But people don’t come to a psychic because they want to know the truth. They don’t even come to a psychic because they want to know the future. They come because they want to be listened to. They want to tell a story. Whatever story I tell as they listen is like a river that bends and rises with a flood – they shape it to their liking, they tell me what they think it means, and that’s what they leave with, after they hand me their money. Trouble is, I’m left with a pile of stories in my lap that no amount of sage in the world can burn off.
I always wanted an owl for a pet so it could teach me to fly, fly, fly away, says one girl, skinny as a bird herself, and I can see the dark marks the length and width of a man’s fingers around her arms.
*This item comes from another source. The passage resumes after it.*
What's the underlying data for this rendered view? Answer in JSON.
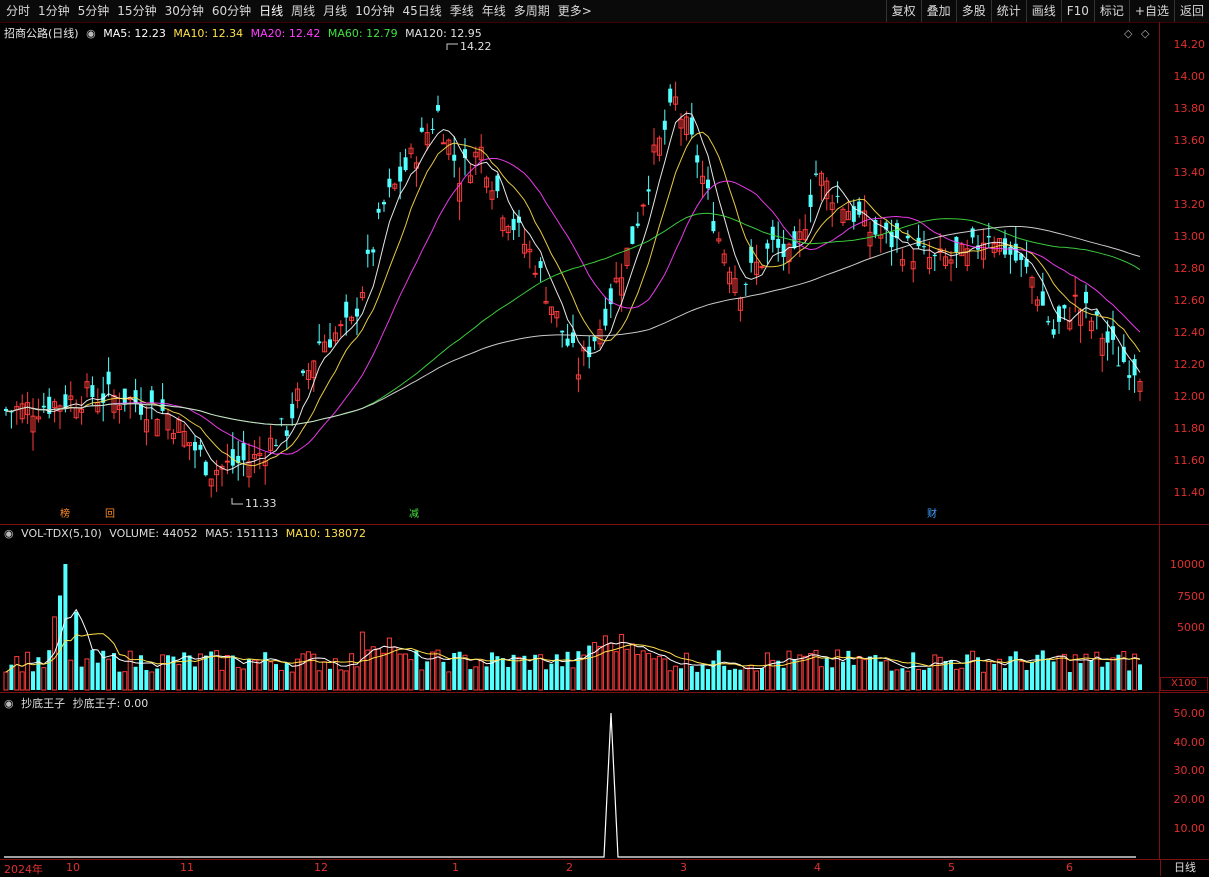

Her blue eyes burning in her head like fire where it meets the ash.
Tell me where he goes at night, says another woman, clutching her pocketbook to her chest like a shield. Someone who hasn’t been doing this as long as me might think she means her man, but I know by the white of her knuckles and the locket she wears around her neck that she’s talking about her boy. Drugs, probably. When I show her the Tower card, she puts her forehead down on the table and weeps. I put my hands on her head, which I mostly never do, and just tell her to hold on. Sometimes, all a person can do about a thing is survive it.
What else do I have to do, says the man who wears silk around his neck and cashmere on his feet. Where are their weaknesses, he wants to know. A man who is ruled by one thing is easy to see through and even easier to control. Be ruthless, I tell him, because it is what he will do anyways and also because only through that ruthlessness will he ever encounter the fall that teaches him compassion. Do people tip psychics he wants to know as he is leaving. It confuses him when I laugh, but he leaves an extra twenty-dollar bill on the table anyhow.
The stories are like petals fallen off a flower, and they collect in the corners of my mind like dust. They cloud my vision, so I can’t tell which dreams are mine, and which are theirs. Today I don’t switch on the neon OPEN sign that calls people in off the road – most of them people who never planned on stopping in the first place, because that’s not the kind of business this is. I open all the windows, and I call my friend Marjorie and she says, I thought you might call today, which is a joke between us, see, because Marjorie is not a physic at all but she is a woman, and sometimes that’s just about the same thing. She comes in her beat-up station wagon and she beeps twice and when I get in the car she says, You sure you want to leave all those windows open? which is what she says every time. Then Marjorie drives, and I roll down the window and feel the wind rush through my hair and over my chest. Faster, I tell her, and she laughs, and the wind fills my mouth and then my throat so that for a second, I almost cannot breath.
Kate Van Dis publishes new short fiction weekly on the Palmetto Blog.
Though Katherine Van Dis is a long time Durhamite, her roots are in Michigan, where much of her fiction takes place. After seventeen years in the Bull City, she thought she would try her hand at fiction set in the south. Palmetto Blog Durham is a project dedicated to the people and places of Durham. Each tiny fiction is paired with and inspired by an original photo taken in the city. Katherine’s work has appeared in The Los Angeles Review and The Carolina Quarterly. She is currently finishing up a short story manuscript.